─── Source data

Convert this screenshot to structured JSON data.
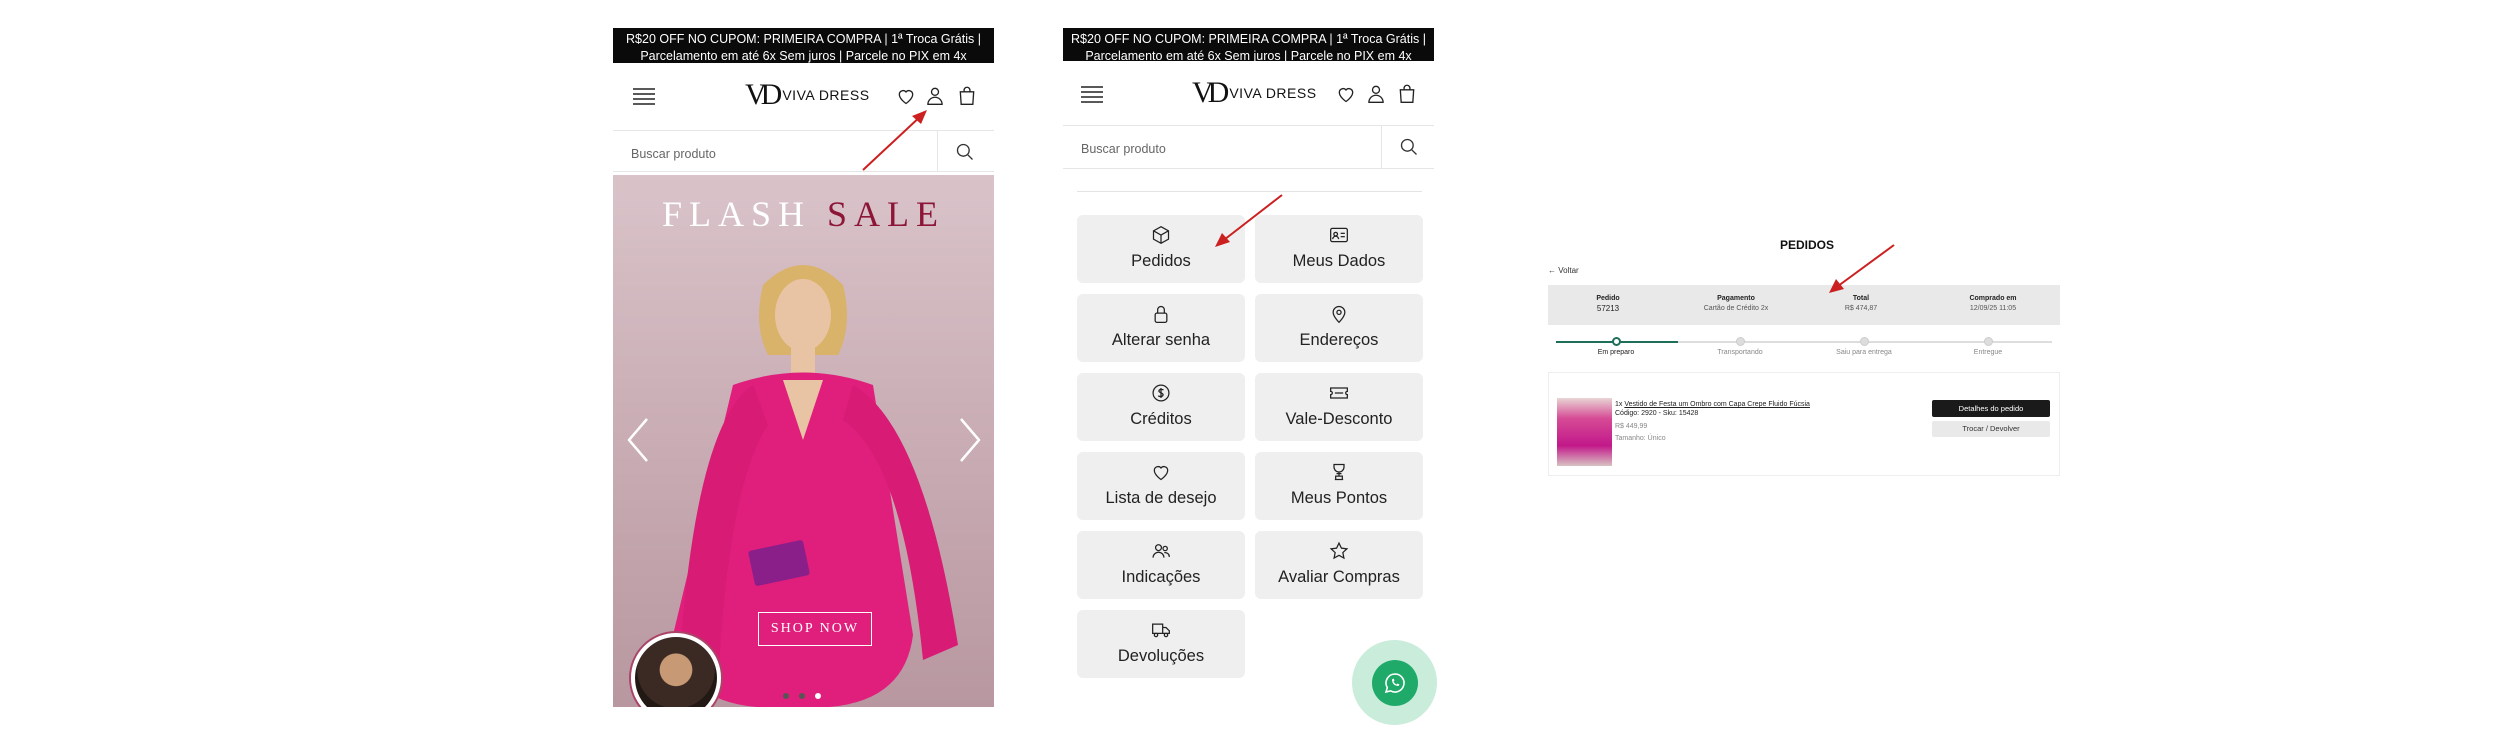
{
  "promo_line1": "R$20 OFF NO CUPOM: PRIMEIRA COMPRA | 1ª Troca Grátis |",
  "promo_line2": "Parcelamento em até 6x Sem juros | Parcele no PIX em 4x",
  "brand": {
    "mark": "VD",
    "name": "VIVA DRESS"
  },
  "search": {
    "placeholder": "Buscar produto"
  },
  "hero": {
    "flash": "FLASH",
    "sale": "SALE",
    "cta": "SHOP NOW",
    "slide_index": 3,
    "slide_count": 3
  },
  "account_menu": [
    {
      "label": "Pedidos",
      "icon": "box-icon"
    },
    {
      "label": "Meus Dados",
      "icon": "id-card-icon"
    },
    {
      "label": "Alterar senha",
      "icon": "lock-icon"
    },
    {
      "label": "Endereços",
      "icon": "map-pin-icon"
    },
    {
      "label": "Créditos",
      "icon": "dollar-coin-icon"
    },
    {
      "label": "Vale-Desconto",
      "icon": "ticket-icon"
    },
    {
      "label": "Lista de desejo",
      "icon": "heart-icon"
    },
    {
      "label": "Meus Pontos",
      "icon": "trophy-icon"
    },
    {
      "label": "Indicações",
      "icon": "users-icon"
    },
    {
      "label": "Avaliar Compras",
      "icon": "star-icon"
    },
    {
      "label": "Devoluções",
      "icon": "truck-icon"
    }
  ],
  "orders": {
    "title": "PEDIDOS",
    "back": "← Voltar",
    "header": [
      {
        "key": "Pedido",
        "value": "57213"
      },
      {
        "key": "Pagamento",
        "value": "Cartão de Crédito 2x"
      },
      {
        "key": "Total",
        "value": "R$ 474,87"
      },
      {
        "key": "Comprado em",
        "value": "12/09/25 11:05"
      }
    ],
    "steps": [
      "Em preparo",
      "Transportando",
      "Saiu para entrega",
      "Entregue"
    ],
    "active_step": 1,
    "item": {
      "qty": "1x",
      "name": "Vestido de Festa um Ombro com Capa Crepe Fluido Fúcsia",
      "code": "Código: 2920 - Sku: 15428",
      "price": "R$ 449,99",
      "size": "Tamanho: Único"
    },
    "details_button": "Detalhes do pedido",
    "exchange_button": "Trocar / Devolver"
  },
  "colors": {
    "accent_red": "#cc1f1f",
    "whatsapp": "#1faa6a",
    "progress": "#1f6e5a",
    "sale": "#8c1538"
  }
}
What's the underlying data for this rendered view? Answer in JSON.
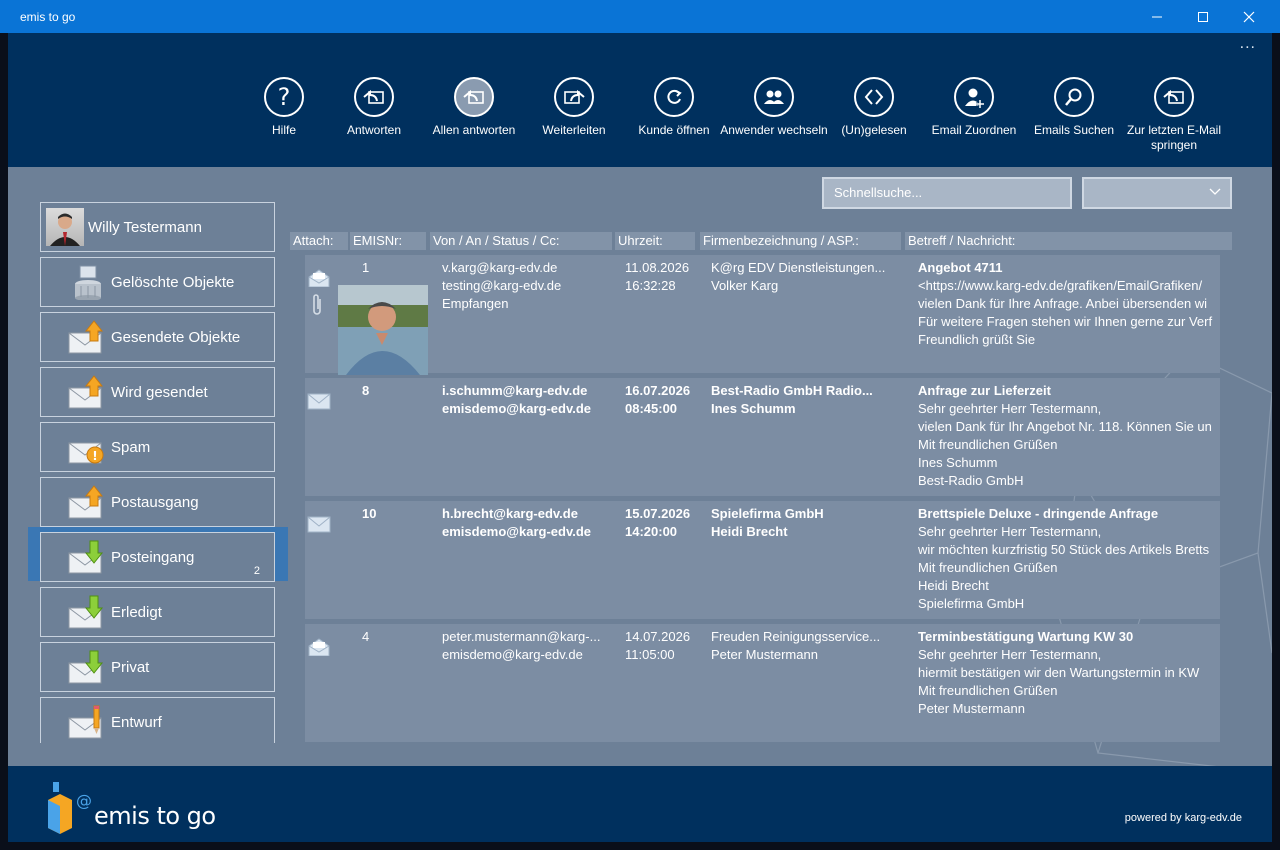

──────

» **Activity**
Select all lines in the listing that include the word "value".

» **Exercise answer**
        "value": "57213"
        "value": "Cartão de Crédito 2x"
        "value": "R$ 474,87"
        "value": "12/09/25 11:05"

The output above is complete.